> Data for this exercise:
━━━━━━━━━━━━━━━━━━━━━━━━━━━━━━

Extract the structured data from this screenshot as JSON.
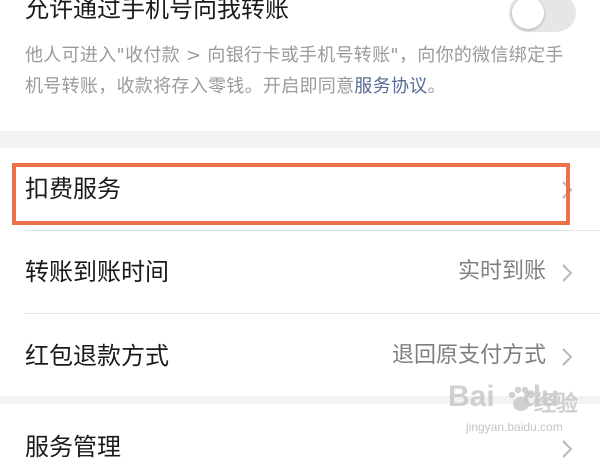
{
  "transfer_setting": {
    "title": "允许通过手机号向我转账",
    "toggle_state": "off",
    "description_prefix": "他人可进入\"收付款 > 向银行卡或手机号转账\"，向你的微信绑定手机号转账，收款将存入零钱。开启即同意",
    "agreement_link": "服务协议",
    "description_suffix": "。"
  },
  "menu": {
    "items": [
      {
        "label": "扣费服务",
        "value": ""
      },
      {
        "label": "转账到账时间",
        "value": "实时到账"
      },
      {
        "label": "红包退款方式",
        "value": "退回原支付方式"
      }
    ],
    "next_section_label": "服务管理"
  },
  "watermark": {
    "brand": "Bai",
    "brand_suffix": "du",
    "cn": "经验",
    "url": "jingyan.baidu.com"
  },
  "colors": {
    "highlight_border": "#ee7048",
    "link": "#576b95",
    "muted_text": "#9a9a9a",
    "value_text": "#7f7f7f",
    "page_background": "#f2f2f2"
  },
  "icons": {
    "chevron": "chevron-right-icon"
  }
}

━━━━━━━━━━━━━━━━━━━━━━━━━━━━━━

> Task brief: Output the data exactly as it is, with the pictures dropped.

> Task output:
Extract the structured data from this screenshot as JSON.
{
  "transfer_setting": {
    "title": "允许通过手机号向我转账",
    "toggle_state": "off",
    "description_prefix": "他人可进入\"收付款 > 向银行卡或手机号转账\"，向你的微信绑定手机号转账，收款将存入零钱。开启即同意",
    "agreement_link": "服务协议",
    "description_suffix": "。"
  },
  "menu": {
    "items": [
      {
        "label": "扣费服务",
        "value": ""
      },
      {
        "label": "转账到账时间",
        "value": "实时到账"
      },
      {
        "label": "红包退款方式",
        "value": "退回原支付方式"
      }
    ],
    "next_section_label": "服务管理"
  },
  "watermark": {
    "brand": "Bai",
    "brand_suffix": "du",
    "cn": "经验",
    "url": "jingyan.baidu.com"
  },
  "colors": {
    "highlight_border": "#ee7048",
    "link": "#576b95",
    "muted_text": "#9a9a9a",
    "value_text": "#7f7f7f",
    "page_background": "#f2f2f2"
  },
  "icons": {
    "chevron": "chevron-right-icon"
  }
}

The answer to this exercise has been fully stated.